United States District Court, S.D. Illinois
MEMORANDUM and ORDER
PHIL GILBERT UNITED STATES DISTRICT JUDGE
accordance with 42 U.S.C. § 405(g), plaintiff Kent
Purchase seeks judicial review of the final agency decision
denying his application for Medicare coverage as a disabled
individual pursuant to 42 U.S.C. § 423.
applied for Medicare coverage in October 2011 and alleged
that his disability began on May 16, 2011. (Tr. 115.) ALJ
Roxanne J. Kelsey denied the plaintiff's application on 3
March 2014 after holding an evidentiary hearing. (Tr. 11-18.)
The Appeals Council denied review, and the decision of the
ALJ became the final agency decision. (Tr. 1.) Plaintiff
exhausted his administrative remedies and filed a timely
complaint in this Court. Plaintiff is pro se here, but was
represented by counsel at the administrative stage.
Raised by Plaintiff
brief (Doc. 39), plaintiff argues that he is unable to return
to his past work and cannot do any job that requires
“excessive movement of [his] arms, knees, legs and
back.” He also argues that his conditions are getting
worse as he ages.
did not have the sufficient quarters of coverage to qualify
for Disability Insurance Benefits (DIB). He would be eligible
for Medicare coverage based on a period of prior government
employment, however, if he met the disability requirements
for DIB as of his date last insured for Medicare coverage.
See 42 U.S.C. § 1395c.
purposes of DIB, “disabled” means the
“inability to engage in any substantial gainful
activity by reason of any medically determinable physical or
mental impairment which can be expected to result in death or
which has lasted or can be expected to last for a continuous
period of not less than 12 months.” 42 U.S.C. §
423(d)(1)(A). A “physical or mental impairment”
is an impairment resulting from anatomical, physiological, or
psychological abnormalities which are demonstrable by
medically acceptable clinical and laboratory diagnostic
techniques. 42 U.S.C. § 423(d)(3). “Substantial
gainful activity” is work activity that involves doing
significant physical or mental activities, and that is done
for pay or profit. 20 C.F.R. § 404.1572.
Security regulations set forth a sequential five-step inquiry
to determine whether a claimant is disabled. The Seventh
Circuit Court of Appeals has explained this process as
The first step considers whether the applicant is engaging in

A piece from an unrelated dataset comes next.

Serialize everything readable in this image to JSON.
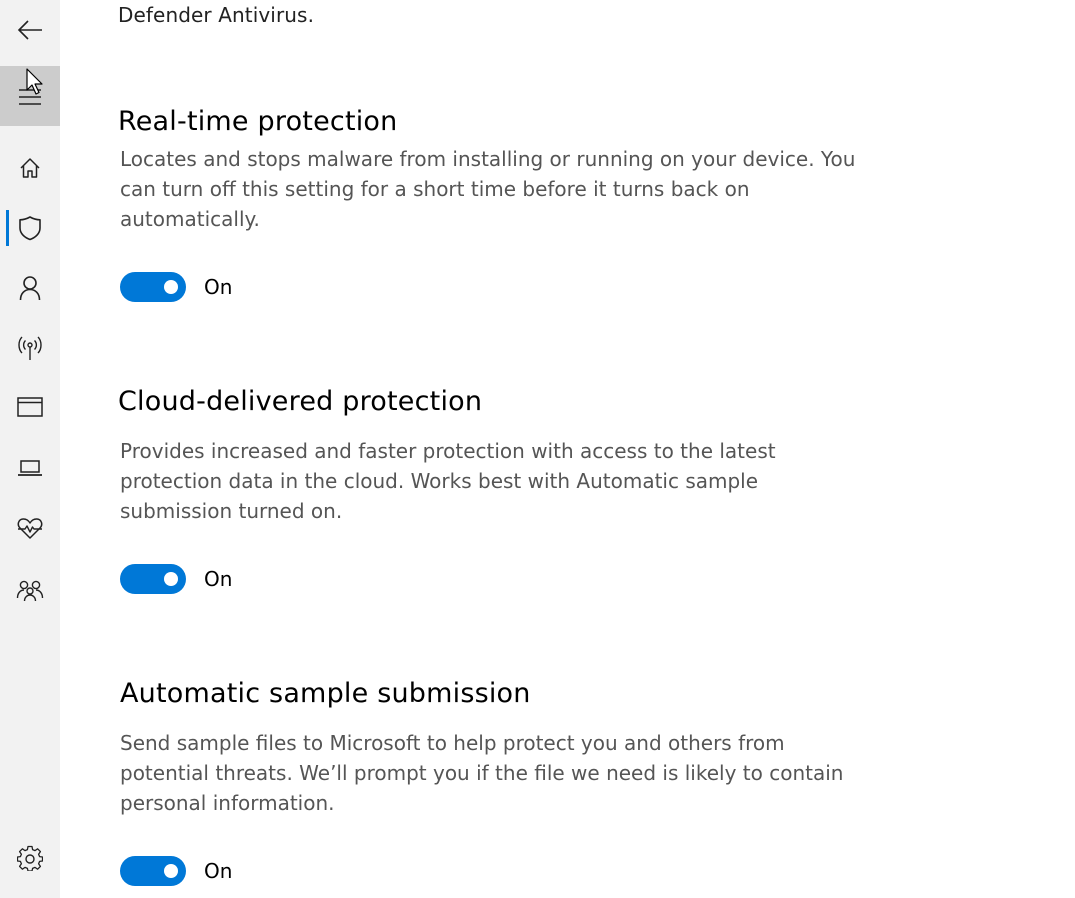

substantial gainful activity. The second step evaluates
whether an alleged physical or mental impairment is severe,
medically determinable, and meets a durational requirement.
The third step compares the impairment to a list of
impairments that are considered conclusively disabling. If
the impairment meets or equals one of the listed impairments,
then the applicant is considered disabled; if the impairment
does not meet or equal a listed impairment, then the
evaluation continues. The fourth step assesses an
applicant's residual functional capacity (RFC) and
ability to engage in past relevant work. If an applicant can
engage in past relevant work, he is not disabled. The fifth
step assesses the applicant's RFC, as well as his age,
education, and work experience to determine whether the
applicant can engage in other work. If the applicant can
engage in other work, he is not disabled.
Weatherbee v. Astrue, 649 F.3d 565, 568-569 (7th
another way, the Commissioner must determine: (1) whether the
claimant is presently unemployed; (2) whether the claimant
has an impairment or combination of impairments that is
serious; (3) whether the impairments meet or equal one of the
listed impairments acknowledged to be conclusively disabling;
(4) whether the claimant can perform past relevant work; and
(5) whether the claimant is capable of performing any work
within the economy, given his or her age, education and work
experience. 20 C.F.R. § 404.1520; Simila v.
Astrue, 573 F.3d 503, 512-513 (7th Cir. 2009).
Court reviews the Commissioner's decision to ensure that
the Commissioner made no mistakes of law and that decision is
supported by substantial evidence. This scope of judicial
review is limited. “The findings of the Commissioner of
Social Security as to any fact, if supported by substantial
evidence, shall be conclusive. . . .” 42 U.S.C.
§405(g). Thus, this Court must determine not whether
plaintiff was, in fact, disabled at the relevant time, but
only whether the ALJ's findings were supported by
substantial evidence and that the ALJ made no mistakes of
law. See, Books v. Chater, 91 F.3d 972, 977-78 (7th
Cir. 1996) (citing Diaz v. Chater, 55 F.3d 300, 306
(7th Cir. 1995)). This Court uses the Supreme ...